ORLANDO, Fla., (April 22, 2015) — A technology breakthrough by researchers at HyCarb, Inc., incorporates graphene nanotechnology to make next generation batteries last five times longer and charge five times faster.
HyCarb’s Chief Executive Officer, Sigrid Cottrell, said her company developed a battery anode made from graphene nanoparticles.
“Within a battery, almost all of the electrical charge is stored in the negative electrode called the anode,” Cottrell explained.
“When electrons flow from the anode to the cathode, they can power everything from cell phones to automobiles,” she said.
With more surface area within the anode, batteries will charge faster and hold their charge longer, Cottrell explained.
Tests with HyCarb’s new graphene matrix produced startling results.
Nanoparticles that form HyCarb’s graphene anodes group themselves around molecular channels—microspheres. Within the microspheres, the nano particles form nano flowers—clusters shaped like flowers that create huge amounts of surface area.

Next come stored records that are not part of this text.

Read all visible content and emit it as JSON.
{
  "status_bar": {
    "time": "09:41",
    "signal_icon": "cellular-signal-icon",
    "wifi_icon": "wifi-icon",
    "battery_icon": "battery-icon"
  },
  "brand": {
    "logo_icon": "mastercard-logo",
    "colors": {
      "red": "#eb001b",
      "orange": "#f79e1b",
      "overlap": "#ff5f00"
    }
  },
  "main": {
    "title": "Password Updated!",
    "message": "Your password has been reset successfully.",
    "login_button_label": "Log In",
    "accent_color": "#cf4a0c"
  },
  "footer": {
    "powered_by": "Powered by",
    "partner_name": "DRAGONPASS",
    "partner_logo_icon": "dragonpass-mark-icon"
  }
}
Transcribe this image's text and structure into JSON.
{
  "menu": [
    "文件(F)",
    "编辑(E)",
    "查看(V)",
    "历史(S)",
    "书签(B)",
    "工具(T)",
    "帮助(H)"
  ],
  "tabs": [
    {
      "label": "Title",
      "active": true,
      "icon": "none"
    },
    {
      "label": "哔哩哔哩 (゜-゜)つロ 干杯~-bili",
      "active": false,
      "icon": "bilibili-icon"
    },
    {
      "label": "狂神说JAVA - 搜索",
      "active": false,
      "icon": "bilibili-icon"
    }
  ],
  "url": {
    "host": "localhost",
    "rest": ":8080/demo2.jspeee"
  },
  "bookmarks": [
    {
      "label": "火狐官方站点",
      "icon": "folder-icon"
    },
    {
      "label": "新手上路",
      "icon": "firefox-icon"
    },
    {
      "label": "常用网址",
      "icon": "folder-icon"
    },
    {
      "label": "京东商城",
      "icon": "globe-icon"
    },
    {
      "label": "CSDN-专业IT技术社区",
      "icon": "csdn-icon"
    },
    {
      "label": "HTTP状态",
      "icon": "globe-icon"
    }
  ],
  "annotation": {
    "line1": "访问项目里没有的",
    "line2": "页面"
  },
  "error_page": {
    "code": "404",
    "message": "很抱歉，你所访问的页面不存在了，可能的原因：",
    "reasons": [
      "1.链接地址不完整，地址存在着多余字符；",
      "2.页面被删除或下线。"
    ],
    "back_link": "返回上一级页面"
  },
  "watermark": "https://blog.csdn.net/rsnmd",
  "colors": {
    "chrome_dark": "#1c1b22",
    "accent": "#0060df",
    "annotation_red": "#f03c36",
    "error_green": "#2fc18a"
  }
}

“The high surface area and the even dispersion of a catalyst material across HyCarb’s structured graphene electrodes are the keys that will make batteries safer, longer-lasting and quicker to charge,” Cottrell said.
Andrew Heath, President of HyCarb, said a chemical manufacturer is producing a new ionic electrolyte that won’t catch fire if the battery is overcharged, or charged too quickly.
“The result will be batteries that last longer, charge faster and are safer to have,” Heath explained.
To get to the manufacturing stage, HyCarb researchers must first develop prototypes, and that requires funding.
Heath said HyCarb is launching a crowd-funding campaign to afford their first prototypes to seek funding for commercialization of the product.
“We want to get HyCarb’s battery technology to the marketplace as quickly as possible, so that everyone can benefit,” Heath said.
HyCarb, Inc. is a client company of the University of Central Florida’s Business Incubation Program at the Central Florida Research Park in East Orange County.
For more information, media should contact
Contact Sigrid Cottrell, 970-596-2596, firstname.lastname@example.org http://www.hycarbinc.com
Carol Ann Dykes, Site Manager, UCF Business Incubation Program, 407-207-7426, email@example.com;
Larry Vershel or Beth Payan, Larry Vershel Communications, 407-644-4142 or LvershelCo@aol.com
About the UCF Business Incubation Program:
The University of Central Florida Business Incubation Program is a community resource that provides early-stage companies with the tools, training and infrastructure to become financially stable, high growth / impact enterprises. Since 1999, this award-winning program has helped hundreds of local startup companies reach their potential faster by providing vital business development resources.
With seven facilities throughout the region, the UCF Business Incubation Program is an economic development partnership between the University of Central Florida, the Corridor, Orange, Osceola, Seminole and Volusia Counties, and the cities of Apopka, Kissimmee, Orlando and Winter Springs. Participating companies sustain more than 3,600 local jobs and have had a total impact of $1.518 on regional sales and $2.488 on regional economic output. During the last fiscal year, the program has returned $7.95 for every $1.00 invested in the program.